Carl K. Arnet, the CEO of BW Energy, said: “Kudu gas is an important project for the energy sector and for Namibia. It has the potential to provide a valuable contribution to Namibia’s energy mix and local value creation by monetizing stranded gas which is an untapped natural resource in Namibia.

Arnet added: “The next step for the Kudu joint venture will be to secure long-term commercial gas sales agreements, update the development plan to meet offtake needs and ensure robust financial project returns”.

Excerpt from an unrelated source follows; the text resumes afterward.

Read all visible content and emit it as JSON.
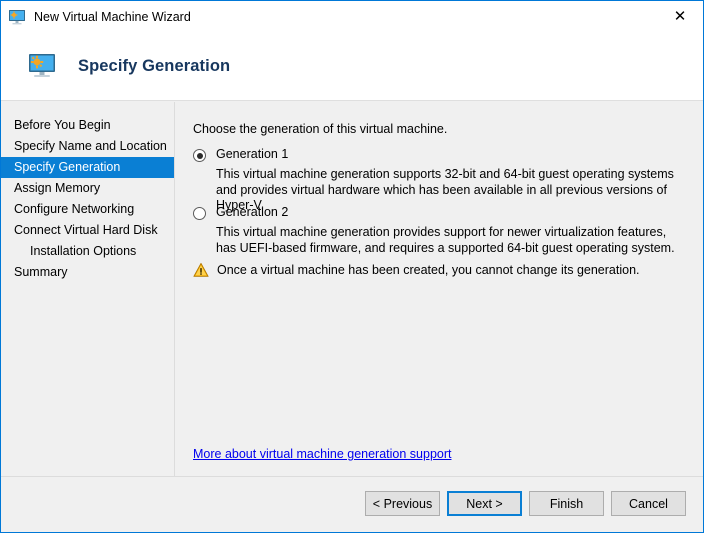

The Kudu gas field is located about 130 km offshore the southern parts of Namibia. It contains an estimated 1.3 TCF of gas (P 50) and was discovered in 1974.

BW Energy explained that the new arrangement will enable gas sales arrangements and increases the likelihood of securing financing for the upstream Kudu development.

NAMCOR’s Managing Director, Immanuel Mulunga, said the Kudu project may become the first-ever oil and gas development offshore Namibia: “It represents an opportunity to reduce carbon emissions and strengthen energy independence for Namibia, which currently imports a major part of its electricity from coal-fired power plants outside of the country.

“I am confident this development will inspire increased exploration initiatives in other licence areas in the country.”

Arnet added: “Developing Kudu will provide insights which can be used to unlock similar abundant stranded gas reserves available around the world. Adding cost-efficient gas to the energy mix of tomorrow is going to be vital to reach the world’s environmental targets”.